### TASK ITEM
The answer must consist of every line in the records that contains the word "dirección".
[DATASET RECORDS — start]
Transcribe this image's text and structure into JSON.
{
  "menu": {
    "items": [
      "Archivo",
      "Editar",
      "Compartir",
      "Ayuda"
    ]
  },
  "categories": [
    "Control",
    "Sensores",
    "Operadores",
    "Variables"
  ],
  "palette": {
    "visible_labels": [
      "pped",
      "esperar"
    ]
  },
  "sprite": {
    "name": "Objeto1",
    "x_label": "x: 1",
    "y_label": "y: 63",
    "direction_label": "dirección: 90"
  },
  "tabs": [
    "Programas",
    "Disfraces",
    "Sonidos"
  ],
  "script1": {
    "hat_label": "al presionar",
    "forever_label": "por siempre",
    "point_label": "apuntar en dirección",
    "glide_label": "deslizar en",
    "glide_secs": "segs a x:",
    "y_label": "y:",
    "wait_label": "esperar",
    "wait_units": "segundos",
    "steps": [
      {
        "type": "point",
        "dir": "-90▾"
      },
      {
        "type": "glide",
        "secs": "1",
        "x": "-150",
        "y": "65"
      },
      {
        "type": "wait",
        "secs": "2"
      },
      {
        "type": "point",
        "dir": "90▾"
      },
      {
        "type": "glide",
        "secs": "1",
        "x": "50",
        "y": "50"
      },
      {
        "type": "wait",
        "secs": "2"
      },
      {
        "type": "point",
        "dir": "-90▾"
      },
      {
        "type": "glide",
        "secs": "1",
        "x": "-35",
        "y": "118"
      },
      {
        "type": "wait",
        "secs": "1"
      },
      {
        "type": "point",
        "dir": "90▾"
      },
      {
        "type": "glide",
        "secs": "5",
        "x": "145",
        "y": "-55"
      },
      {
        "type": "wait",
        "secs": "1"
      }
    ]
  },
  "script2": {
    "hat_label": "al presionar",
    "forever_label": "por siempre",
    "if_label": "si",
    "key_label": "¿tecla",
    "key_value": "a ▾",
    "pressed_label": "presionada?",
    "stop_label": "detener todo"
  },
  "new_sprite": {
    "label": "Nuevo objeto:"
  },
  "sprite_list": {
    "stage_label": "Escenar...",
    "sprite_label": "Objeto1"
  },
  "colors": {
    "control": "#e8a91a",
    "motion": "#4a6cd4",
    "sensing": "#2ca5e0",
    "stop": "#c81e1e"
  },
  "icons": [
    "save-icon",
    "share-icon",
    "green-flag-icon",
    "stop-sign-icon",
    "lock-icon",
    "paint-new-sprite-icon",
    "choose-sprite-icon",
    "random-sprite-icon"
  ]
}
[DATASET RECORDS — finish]
### EXERCISE SOLUTION
    "direction_label": "dirección: 90"
    "point_label": "apuntar en dirección",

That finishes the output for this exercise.